The program's three primary targets are veterans, low-skilled workers, and displaced workers. The grant focuses on defined pathways that lead to concrete jobs. A common core of classes in the HIT programs exists throughout the state, which has eased the development of the EHR certificate classes. Central New Mexico Community College (Albuquerque) has completed the majority of the curricula for the HIT and emergency medical services (EMS) certificate programs.
The duration of the grant is four years: three in active development and the final year to accomplish a reporting process. Within that timeframe, 798 students must have seen services from the grant whether it involves equipment, career coaching, enhanced course materials, or other criteria.
A significant portion of the program involves engaging students from the moment they enter the certificate programs. One requirement of the grant is that students must work with a career coach, who is available through the community college. These students may be already engaged in the EMS, nursing assistant, HIT, EHR certificate, or a developing health informatics program.
One particular challenge in New Mexico, a vast and scantily populated state, is connecting with rural residents. Watchman notes that both patients and students are scattered, making it imperative that access to education and EHR technology be available regardless of location. It's important that students emerge from an EHR program not only trained in health care's technical aspects but also culturally competent enough to relate to New Mexico's numerous Native American tribes, a predominant Hispanic population, an emerging Asian community, and multiple transplants from across the country. In a bid to be more diverse, many EHR vendors are in the process of figuring out how the technology can be tweaked to better care for patients across cultures.
Another hurdle is finding qualified educators. Existing HIT instructors may be able to teach the classes, but as the EHR certificate program and technologies evolve, they may need to either renew their skills through field experience or return to school to update their education.
The ever-evolving nature of health care also plays a factor. It's hard to know "what kind of new professionals the health care industry will need," says Tamra Mason, MD, dean of the health, wellness, and public safety programs at Central New Mexico Community College. "How do our programs lead the student/job seekers there?"
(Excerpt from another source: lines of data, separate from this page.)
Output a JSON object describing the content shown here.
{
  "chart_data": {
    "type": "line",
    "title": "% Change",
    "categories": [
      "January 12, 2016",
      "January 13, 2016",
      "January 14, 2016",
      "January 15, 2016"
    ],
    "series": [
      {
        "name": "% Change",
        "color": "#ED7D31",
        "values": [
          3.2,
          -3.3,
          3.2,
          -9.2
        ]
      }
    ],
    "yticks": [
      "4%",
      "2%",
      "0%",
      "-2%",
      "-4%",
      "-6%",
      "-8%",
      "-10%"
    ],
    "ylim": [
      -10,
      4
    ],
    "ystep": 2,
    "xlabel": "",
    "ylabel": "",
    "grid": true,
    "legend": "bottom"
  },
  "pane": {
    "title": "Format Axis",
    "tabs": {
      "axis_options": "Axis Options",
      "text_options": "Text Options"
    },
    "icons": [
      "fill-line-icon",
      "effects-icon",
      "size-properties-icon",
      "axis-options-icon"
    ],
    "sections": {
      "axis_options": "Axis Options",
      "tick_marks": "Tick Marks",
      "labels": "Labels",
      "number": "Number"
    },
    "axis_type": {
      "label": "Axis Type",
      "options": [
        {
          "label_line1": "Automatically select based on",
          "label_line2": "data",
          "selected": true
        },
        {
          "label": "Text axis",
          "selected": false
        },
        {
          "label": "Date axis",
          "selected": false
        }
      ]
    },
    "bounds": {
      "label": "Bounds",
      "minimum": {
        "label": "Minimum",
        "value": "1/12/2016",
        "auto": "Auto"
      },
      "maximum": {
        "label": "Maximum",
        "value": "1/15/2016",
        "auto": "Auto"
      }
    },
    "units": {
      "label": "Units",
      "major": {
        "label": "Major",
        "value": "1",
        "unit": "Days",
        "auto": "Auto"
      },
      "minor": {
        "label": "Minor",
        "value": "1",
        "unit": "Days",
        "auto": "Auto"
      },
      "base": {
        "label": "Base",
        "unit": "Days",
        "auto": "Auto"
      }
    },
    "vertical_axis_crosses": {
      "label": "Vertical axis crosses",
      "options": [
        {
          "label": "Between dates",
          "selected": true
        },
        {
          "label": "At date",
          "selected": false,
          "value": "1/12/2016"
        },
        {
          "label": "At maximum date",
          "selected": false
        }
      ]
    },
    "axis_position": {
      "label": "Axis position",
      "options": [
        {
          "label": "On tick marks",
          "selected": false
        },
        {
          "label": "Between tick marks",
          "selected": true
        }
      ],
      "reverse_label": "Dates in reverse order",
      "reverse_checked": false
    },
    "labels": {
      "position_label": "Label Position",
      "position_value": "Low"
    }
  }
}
The creation of supervised internships that go beyond inpatient settings may be a step in the right direction. These internships can help students identify employment opportunities and provide a better idea of where their skill sets and training fit best.
The US Department of Labor's Office of Apprenticeship has created communities of practice to provide graduates of the EHR certificate program with professional contacts who can answer questions and provide resources. The office also promotes "externships" for high school instructors to help them generate student interest in EHRs. This fits well with Central New Mexico Community College's extension program that provides credits for high school students ready to take classes at a community college level. Students are introduced to career possibilities prior to graduation in hopes it may help New Mexico solve its shortage of skilled health care professionals.
— Sandra Nunn, MA, RHIA, CHP, is a contributing editor at For The Record and principal of KAMC Consulting in Albuquerque, New Mexico.